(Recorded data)
* * * * * * *

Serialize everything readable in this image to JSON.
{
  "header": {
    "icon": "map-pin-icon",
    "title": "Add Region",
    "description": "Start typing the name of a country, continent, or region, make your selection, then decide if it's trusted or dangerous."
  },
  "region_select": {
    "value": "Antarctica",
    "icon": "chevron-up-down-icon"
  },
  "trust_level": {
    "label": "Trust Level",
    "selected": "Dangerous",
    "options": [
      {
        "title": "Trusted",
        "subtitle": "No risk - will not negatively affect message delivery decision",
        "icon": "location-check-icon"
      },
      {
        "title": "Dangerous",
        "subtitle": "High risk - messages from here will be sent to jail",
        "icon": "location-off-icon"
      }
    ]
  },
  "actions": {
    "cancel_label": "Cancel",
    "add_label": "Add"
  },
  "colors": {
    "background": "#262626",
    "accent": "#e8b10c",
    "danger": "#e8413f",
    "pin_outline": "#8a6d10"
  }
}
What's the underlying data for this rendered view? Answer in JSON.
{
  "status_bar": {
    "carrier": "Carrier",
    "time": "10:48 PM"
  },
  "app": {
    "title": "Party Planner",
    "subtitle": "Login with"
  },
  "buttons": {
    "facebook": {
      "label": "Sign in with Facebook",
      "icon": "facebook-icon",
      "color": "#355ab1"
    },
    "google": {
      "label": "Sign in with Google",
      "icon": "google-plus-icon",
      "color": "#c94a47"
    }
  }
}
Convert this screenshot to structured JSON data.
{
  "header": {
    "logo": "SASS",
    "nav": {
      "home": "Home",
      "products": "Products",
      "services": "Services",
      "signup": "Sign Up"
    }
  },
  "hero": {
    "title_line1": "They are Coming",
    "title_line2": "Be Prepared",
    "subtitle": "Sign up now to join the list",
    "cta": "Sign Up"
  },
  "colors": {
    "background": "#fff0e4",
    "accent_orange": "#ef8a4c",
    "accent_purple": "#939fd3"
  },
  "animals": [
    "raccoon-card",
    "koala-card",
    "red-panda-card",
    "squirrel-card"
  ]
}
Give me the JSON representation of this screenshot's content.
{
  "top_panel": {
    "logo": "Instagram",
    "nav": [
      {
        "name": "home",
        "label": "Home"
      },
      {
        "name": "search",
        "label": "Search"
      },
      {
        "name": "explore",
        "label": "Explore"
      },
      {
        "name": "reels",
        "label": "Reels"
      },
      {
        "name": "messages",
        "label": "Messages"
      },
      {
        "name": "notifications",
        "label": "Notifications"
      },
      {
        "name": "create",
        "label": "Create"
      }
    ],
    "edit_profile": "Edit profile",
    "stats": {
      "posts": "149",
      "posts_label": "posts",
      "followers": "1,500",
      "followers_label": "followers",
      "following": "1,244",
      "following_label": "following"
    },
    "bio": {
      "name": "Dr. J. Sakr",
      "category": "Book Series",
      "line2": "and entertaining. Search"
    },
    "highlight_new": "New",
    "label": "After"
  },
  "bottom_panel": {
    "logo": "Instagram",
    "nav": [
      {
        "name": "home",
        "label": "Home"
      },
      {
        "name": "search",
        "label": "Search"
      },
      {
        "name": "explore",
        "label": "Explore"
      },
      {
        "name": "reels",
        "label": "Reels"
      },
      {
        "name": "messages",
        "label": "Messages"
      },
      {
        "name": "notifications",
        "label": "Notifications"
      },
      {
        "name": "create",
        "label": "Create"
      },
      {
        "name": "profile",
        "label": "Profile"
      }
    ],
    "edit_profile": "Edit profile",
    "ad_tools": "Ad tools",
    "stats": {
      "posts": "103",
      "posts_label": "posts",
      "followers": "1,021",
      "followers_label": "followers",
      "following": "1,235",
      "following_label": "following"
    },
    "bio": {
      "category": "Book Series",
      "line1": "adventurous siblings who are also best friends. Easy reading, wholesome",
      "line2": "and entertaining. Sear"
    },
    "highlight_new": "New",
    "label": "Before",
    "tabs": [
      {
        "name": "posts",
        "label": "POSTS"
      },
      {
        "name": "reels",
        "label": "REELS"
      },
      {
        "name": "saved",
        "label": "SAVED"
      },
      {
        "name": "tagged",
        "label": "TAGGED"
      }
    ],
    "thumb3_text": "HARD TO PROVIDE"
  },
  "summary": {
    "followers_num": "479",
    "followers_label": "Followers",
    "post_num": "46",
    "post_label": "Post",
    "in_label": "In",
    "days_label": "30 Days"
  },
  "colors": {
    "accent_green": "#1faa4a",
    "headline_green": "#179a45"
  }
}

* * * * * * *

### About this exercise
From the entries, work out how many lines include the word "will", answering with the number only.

### Output
2